Saturday, November 3, 2018

From The Interfaith Prayer Book: “Reading of Popul Vuh”.


And get excited!


Today is the 3rd annual Día de los Muertos (Day of the Dead) festival.


Remember: Día de los Muertos is everyone’s festival, no matter your culture or heritage:


The traditional Reading of Popul Vuh is below.

Everyone in South Florida including tourists and Snowbirds are encouraged to visit this City and participate in all the festivities and events.

The fun starts at 1:30 with FREE Face Painting for the first 125 participants in the Día De Los Muertos procession called El Camino. The festivities continue on til 9:45 when the 50/50 Raffle Winner is announced. In between are costume contests for adults, children and pets, lots of traditional music and dancing too!


About the Popul Vuh.


A prayer from the Popul Vuh is further down below in this blog post. This ancient prayer is from a compilation of prayers by author Ted Brownstein and the Lake Worth Interfaith Network* in the 2014 expanded edition of The Interfaith Prayer Book:

This Expanded Edition adds prayers from eight additional traditions; Native African, Native American, Zoroastrian, Taoist, Confucian, Shinto, Jain and Sikh.

Additional information about the Popul Vuh.


According to Joshua J. Mark writing for the Ancient History Encyclopedia the Popol Vuh is,


[T]he story of creation according to the Quiche Maya of the region known today as Guatemala. [emphasis added] Translated as ‘The Council Book’, ‘The Book of the People’ or, literally, ‘The Book of the Mat’, the work has been referred to as “The Mayan Bible” although this comparison is imprecise.
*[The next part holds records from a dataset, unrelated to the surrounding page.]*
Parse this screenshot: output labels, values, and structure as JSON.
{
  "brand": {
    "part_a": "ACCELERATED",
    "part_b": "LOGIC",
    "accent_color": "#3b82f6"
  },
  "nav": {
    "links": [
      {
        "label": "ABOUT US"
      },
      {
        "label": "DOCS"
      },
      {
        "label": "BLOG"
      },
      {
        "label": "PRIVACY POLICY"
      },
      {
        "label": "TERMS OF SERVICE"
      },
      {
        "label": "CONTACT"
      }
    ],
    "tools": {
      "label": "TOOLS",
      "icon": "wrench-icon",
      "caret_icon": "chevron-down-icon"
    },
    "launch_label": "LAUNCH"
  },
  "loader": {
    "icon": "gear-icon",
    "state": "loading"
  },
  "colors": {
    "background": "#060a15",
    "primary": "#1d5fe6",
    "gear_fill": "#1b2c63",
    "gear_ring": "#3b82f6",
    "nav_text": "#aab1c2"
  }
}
The Popol Vuh is not regarded by the Maya as ‘the word of God’ nor as sacred scripture but rather as an account of “the ancient word” and the understanding the Quiche had of cosmology and creation before the coming of Christianity. The Quiche referred to the book as an Ilb′al — an instrument of sight — and it was known as “The Book of the Mat” because of the woven mats the people would sit on to hear the work recited at the council house. One such building, at Copan, features stone lintels ‘woven’ to look like such matting.


A prayer from the Popul Vuh is included in the chapter titled, “Native American Prayer” in The Interfaith Prayer Book:


Harmony with nature is a predominant theme in many native traditions, ranging through North, Central and South America. The world is structured according to the four cardinal compass points, east, west, north and south, and by the vertical axis linking Mother Earth below with Father Sky above. All of creation, mountains and plains, plants and fruits, humans and animals are seen as interconnected sacred elements. The well-being of each is dependent upon the whole. 


Now to the “Maya prayer for visitation to sacred sites and reading the creation epic, Popul Vuh” from p. 23 in author Ted Brownstein’s prayer book:


Make my guilt vanish,
Heart of Sky, Heart of Earth;
Grant me a favor,
Give me strength, give me courage
In my heart, in my head,
Since you are my mountain and my plain;
May there be no falsehood and no stain,
And may this reading of the Popul Vuh
Come out clear as dawn,
And may the sifting of ancient times
Be complete in my heart, in my head;
And make my guilt vanish,
My grandmothers, grandfathers,
And however many souls of the dead there may be,
You who speak with the Heart of Sky and Earth,
May all of you together give strength
To the reading I have undertaken.


*The Lake Worth Interfaith Network (LWIN) is a group of individuals and faith-based communities dedicated to promoting acceptance and understanding among our diverse spiritual traditions through devotions, education and compassionate action.